Start of EXERCISE MATERIAL

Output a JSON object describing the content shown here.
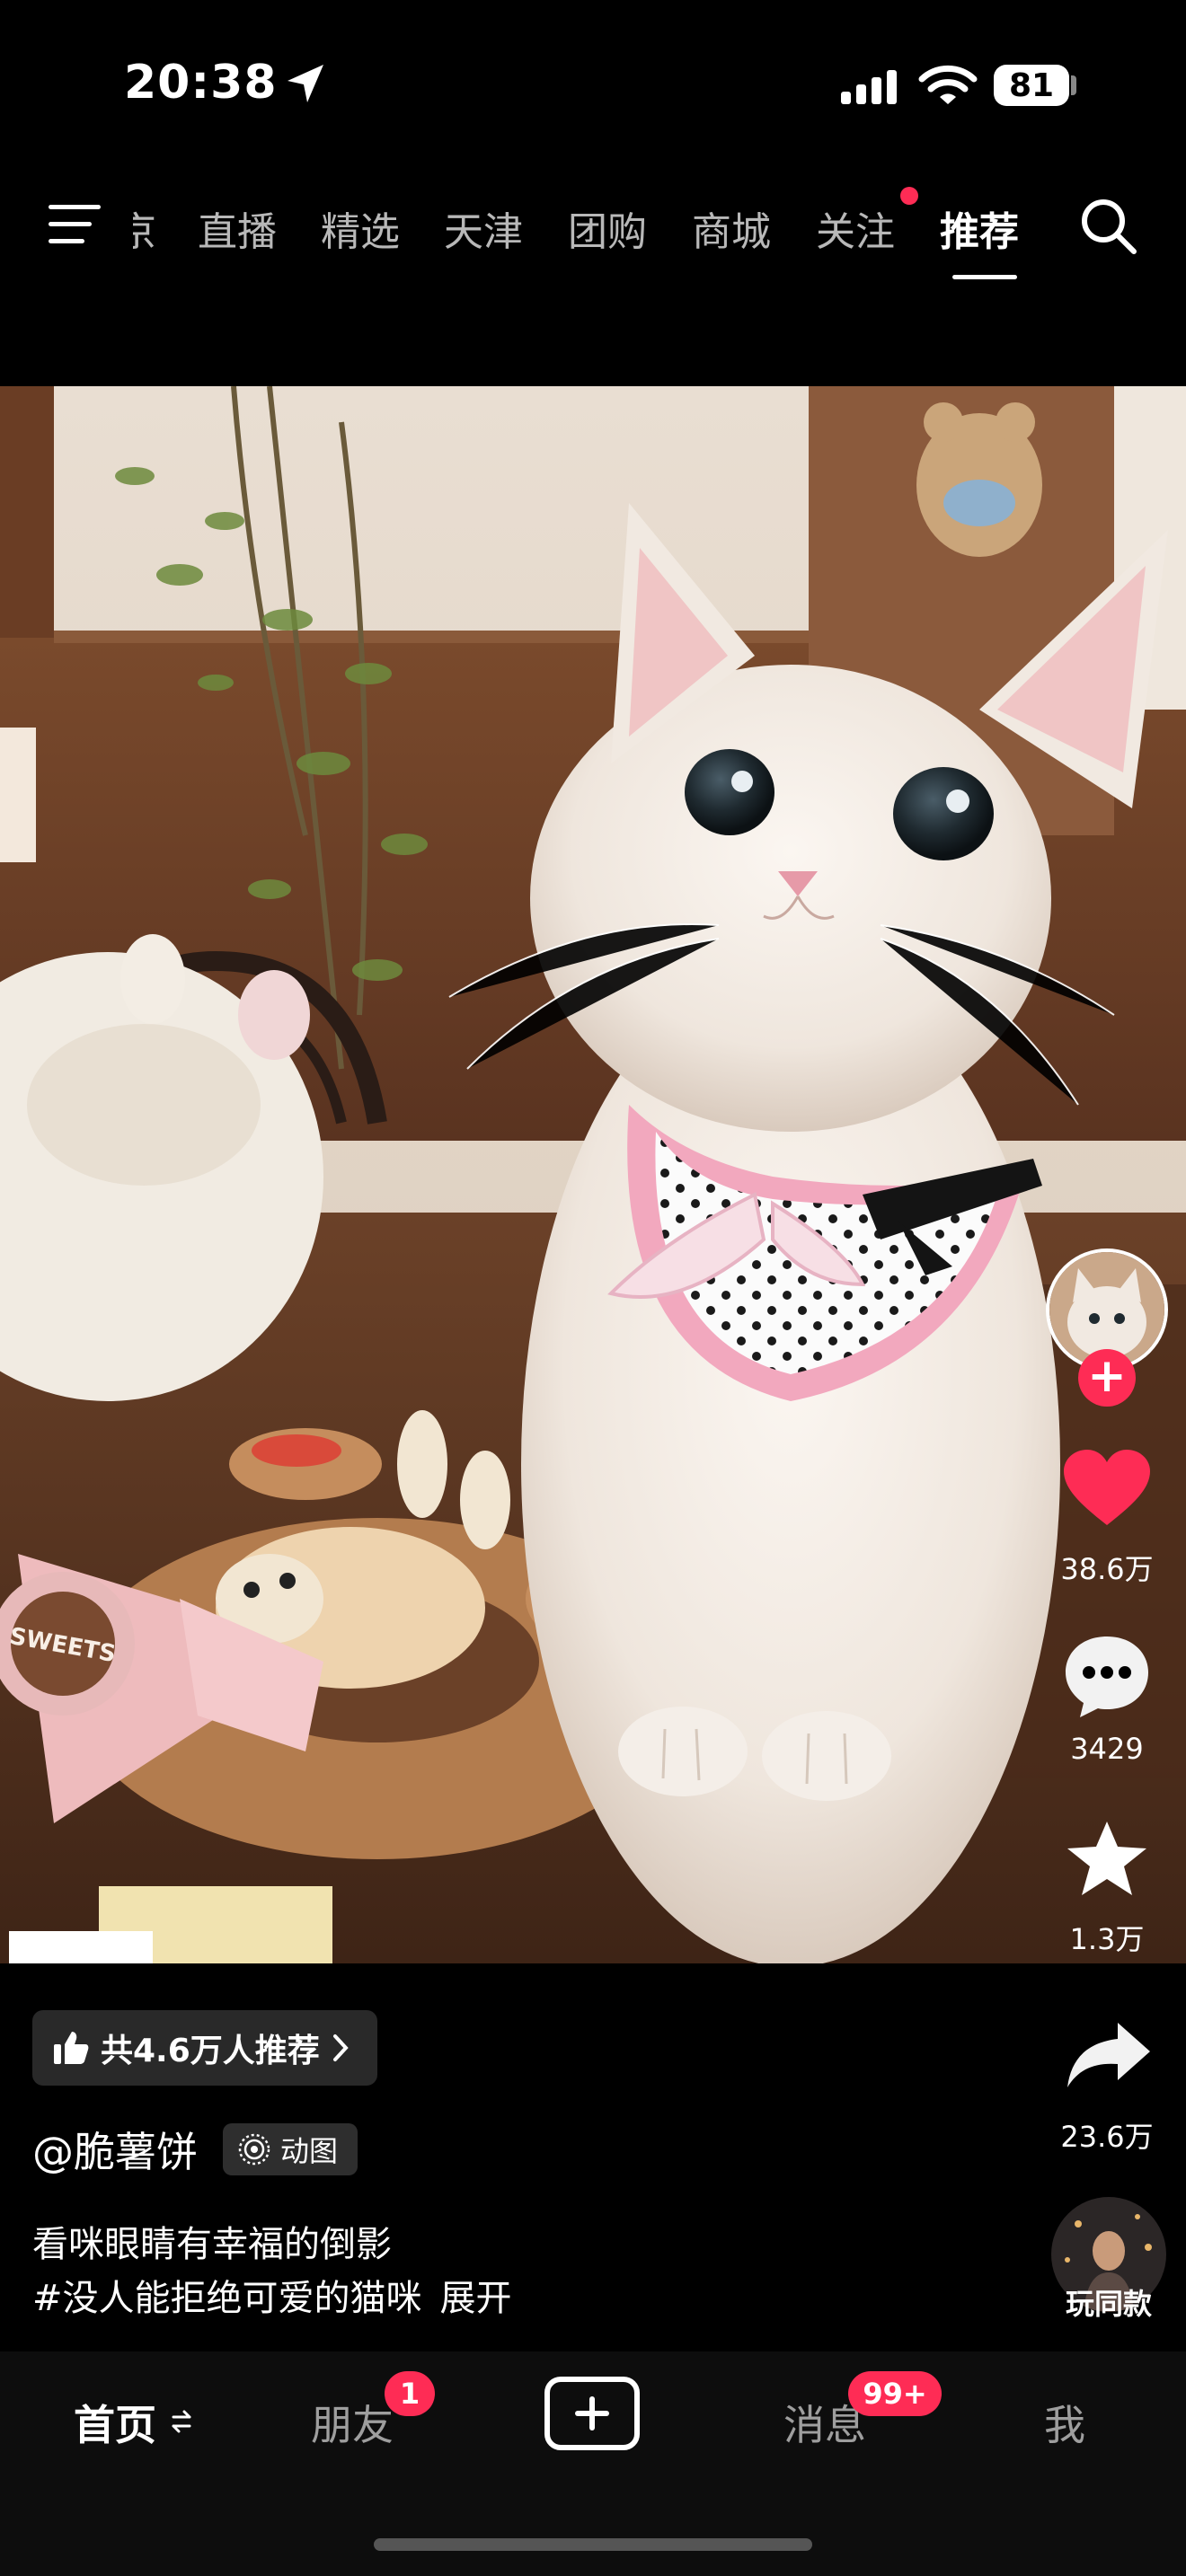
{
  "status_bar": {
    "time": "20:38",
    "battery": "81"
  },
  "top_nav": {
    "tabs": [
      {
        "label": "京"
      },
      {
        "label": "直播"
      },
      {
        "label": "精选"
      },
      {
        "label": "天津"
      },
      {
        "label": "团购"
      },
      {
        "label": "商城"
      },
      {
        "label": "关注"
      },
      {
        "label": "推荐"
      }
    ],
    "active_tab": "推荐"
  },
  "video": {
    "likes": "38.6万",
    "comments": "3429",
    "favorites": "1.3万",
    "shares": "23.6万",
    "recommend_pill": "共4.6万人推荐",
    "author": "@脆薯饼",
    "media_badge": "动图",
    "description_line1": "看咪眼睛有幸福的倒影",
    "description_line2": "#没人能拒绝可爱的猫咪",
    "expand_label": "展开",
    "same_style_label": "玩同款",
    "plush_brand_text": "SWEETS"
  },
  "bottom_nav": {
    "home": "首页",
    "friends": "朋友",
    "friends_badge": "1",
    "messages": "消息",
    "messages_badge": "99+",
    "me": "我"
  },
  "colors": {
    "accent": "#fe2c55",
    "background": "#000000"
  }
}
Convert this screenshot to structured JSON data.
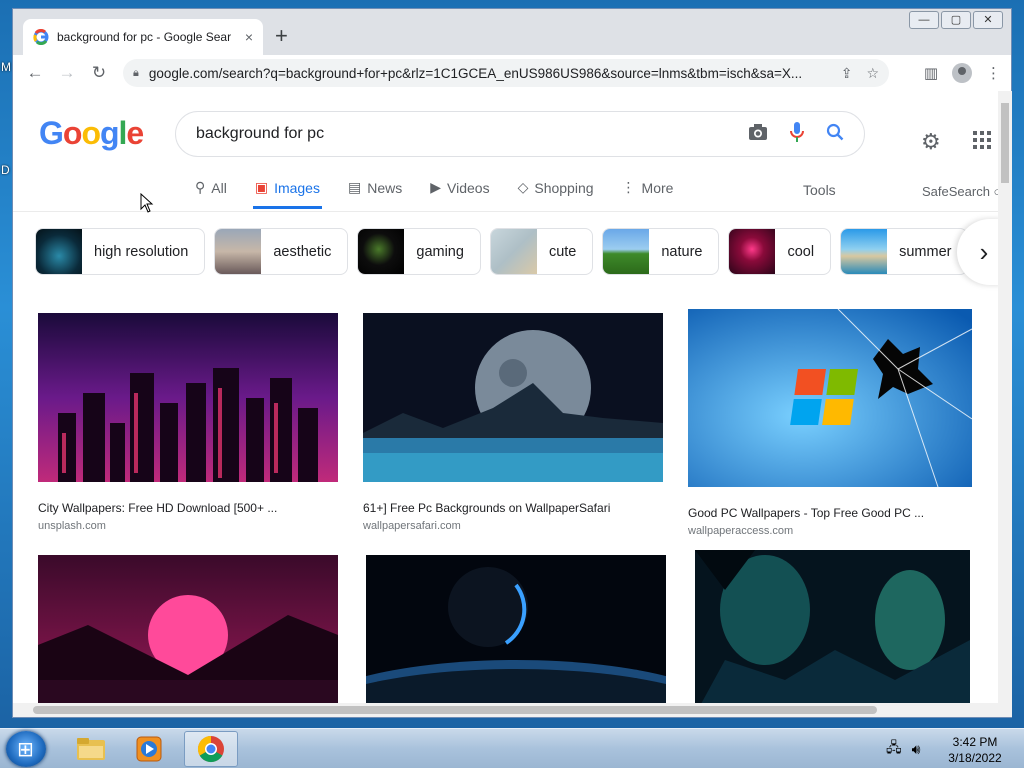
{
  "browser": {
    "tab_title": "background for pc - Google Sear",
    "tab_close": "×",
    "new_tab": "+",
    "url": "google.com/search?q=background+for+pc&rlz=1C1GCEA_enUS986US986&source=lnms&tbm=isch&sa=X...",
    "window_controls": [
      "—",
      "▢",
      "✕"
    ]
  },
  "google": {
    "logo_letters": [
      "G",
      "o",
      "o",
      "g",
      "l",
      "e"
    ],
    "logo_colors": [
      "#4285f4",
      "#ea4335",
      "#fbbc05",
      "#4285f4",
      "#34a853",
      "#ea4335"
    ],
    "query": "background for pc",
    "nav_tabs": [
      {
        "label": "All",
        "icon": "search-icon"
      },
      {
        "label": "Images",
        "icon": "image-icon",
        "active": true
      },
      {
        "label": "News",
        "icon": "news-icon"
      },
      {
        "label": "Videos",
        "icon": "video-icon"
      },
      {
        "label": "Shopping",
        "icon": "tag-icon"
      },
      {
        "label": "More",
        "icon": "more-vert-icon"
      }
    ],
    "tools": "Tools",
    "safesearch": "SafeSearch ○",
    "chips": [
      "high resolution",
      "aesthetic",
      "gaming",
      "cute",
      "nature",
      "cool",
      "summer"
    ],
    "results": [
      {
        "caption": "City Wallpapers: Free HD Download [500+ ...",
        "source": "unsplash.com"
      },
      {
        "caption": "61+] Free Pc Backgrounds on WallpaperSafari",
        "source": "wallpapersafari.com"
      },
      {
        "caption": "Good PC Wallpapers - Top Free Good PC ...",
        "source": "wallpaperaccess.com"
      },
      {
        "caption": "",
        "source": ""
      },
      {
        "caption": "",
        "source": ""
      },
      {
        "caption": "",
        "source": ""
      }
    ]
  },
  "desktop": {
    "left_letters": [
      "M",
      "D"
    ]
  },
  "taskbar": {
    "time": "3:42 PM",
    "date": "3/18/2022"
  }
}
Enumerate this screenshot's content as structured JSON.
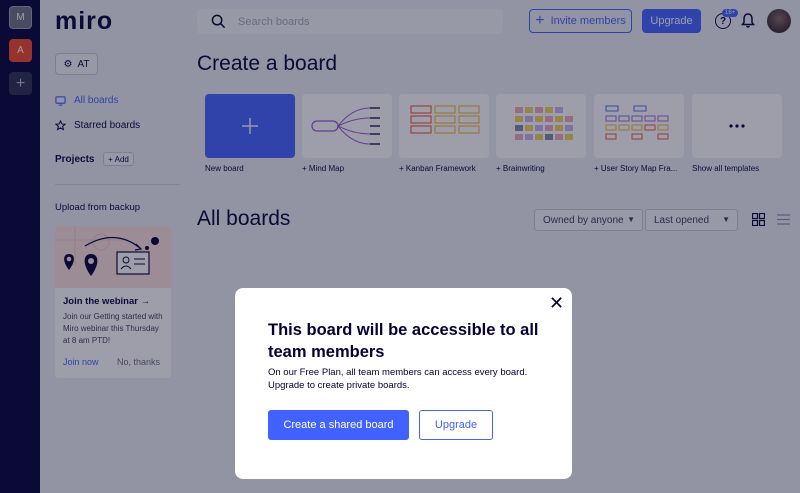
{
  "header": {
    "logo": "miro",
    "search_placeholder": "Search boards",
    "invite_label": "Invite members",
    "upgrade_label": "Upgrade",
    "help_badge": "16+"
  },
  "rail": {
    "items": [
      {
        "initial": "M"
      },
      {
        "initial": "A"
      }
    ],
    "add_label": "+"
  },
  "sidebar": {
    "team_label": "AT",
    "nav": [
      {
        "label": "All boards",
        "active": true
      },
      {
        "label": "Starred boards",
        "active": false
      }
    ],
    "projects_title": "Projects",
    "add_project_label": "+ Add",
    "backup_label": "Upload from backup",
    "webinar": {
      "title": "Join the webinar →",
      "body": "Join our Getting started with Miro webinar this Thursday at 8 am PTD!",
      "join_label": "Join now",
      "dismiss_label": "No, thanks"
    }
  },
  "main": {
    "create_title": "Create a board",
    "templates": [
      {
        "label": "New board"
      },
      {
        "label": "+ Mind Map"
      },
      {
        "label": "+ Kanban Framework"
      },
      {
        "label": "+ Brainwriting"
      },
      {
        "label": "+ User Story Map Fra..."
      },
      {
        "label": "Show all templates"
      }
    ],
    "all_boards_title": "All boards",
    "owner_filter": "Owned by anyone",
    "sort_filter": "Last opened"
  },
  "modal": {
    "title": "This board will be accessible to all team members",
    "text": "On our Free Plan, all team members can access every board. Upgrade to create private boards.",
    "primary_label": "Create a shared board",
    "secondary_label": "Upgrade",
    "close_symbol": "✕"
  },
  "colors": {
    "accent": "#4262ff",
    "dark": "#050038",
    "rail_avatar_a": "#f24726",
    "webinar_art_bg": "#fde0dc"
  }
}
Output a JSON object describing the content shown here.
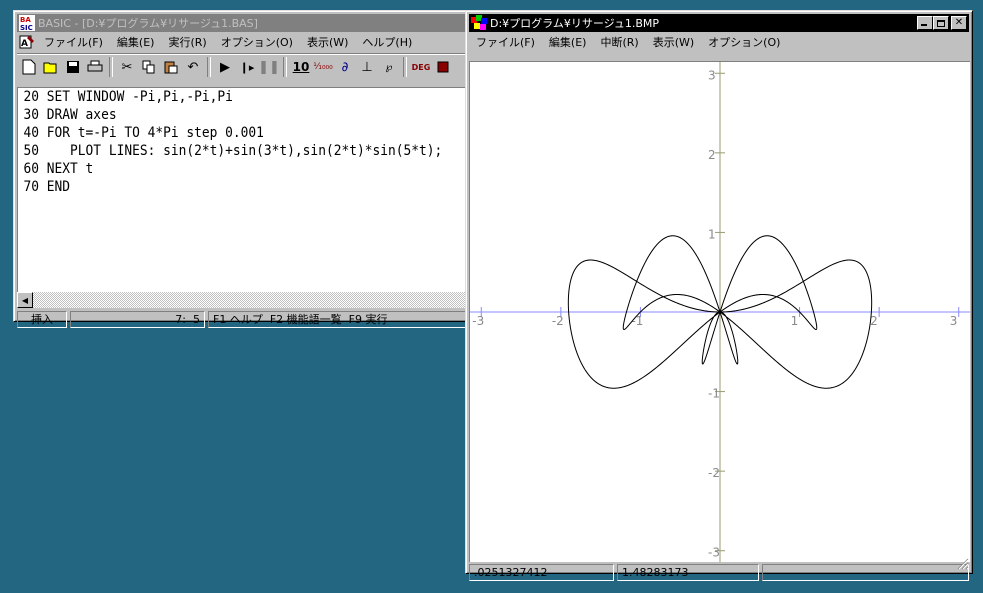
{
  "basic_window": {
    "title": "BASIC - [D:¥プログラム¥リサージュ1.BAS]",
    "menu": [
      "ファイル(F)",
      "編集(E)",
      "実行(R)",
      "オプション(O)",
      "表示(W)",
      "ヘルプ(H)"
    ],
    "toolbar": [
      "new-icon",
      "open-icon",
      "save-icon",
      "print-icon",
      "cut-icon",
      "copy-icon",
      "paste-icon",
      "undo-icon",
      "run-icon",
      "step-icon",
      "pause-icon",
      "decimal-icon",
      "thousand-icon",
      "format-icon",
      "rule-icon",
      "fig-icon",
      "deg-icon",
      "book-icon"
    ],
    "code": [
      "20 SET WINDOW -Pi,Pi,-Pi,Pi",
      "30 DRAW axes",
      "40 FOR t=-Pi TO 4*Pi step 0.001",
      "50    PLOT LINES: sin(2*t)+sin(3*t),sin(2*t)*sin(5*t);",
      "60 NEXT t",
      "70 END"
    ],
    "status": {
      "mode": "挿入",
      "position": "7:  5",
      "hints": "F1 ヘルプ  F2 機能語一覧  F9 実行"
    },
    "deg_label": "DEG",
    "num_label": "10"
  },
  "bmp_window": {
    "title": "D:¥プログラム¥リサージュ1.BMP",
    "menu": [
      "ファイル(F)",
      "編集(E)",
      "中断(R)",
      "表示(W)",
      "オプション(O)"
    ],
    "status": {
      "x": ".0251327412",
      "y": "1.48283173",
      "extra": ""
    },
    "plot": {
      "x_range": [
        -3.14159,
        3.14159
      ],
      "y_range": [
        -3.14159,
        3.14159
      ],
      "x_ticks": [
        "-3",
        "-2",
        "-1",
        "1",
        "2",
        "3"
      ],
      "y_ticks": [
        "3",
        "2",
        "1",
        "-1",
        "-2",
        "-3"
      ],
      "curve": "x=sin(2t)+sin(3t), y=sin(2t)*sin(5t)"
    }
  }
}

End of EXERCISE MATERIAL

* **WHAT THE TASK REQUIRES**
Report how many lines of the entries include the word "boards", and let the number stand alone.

* **EXERCISE ANSWER**
5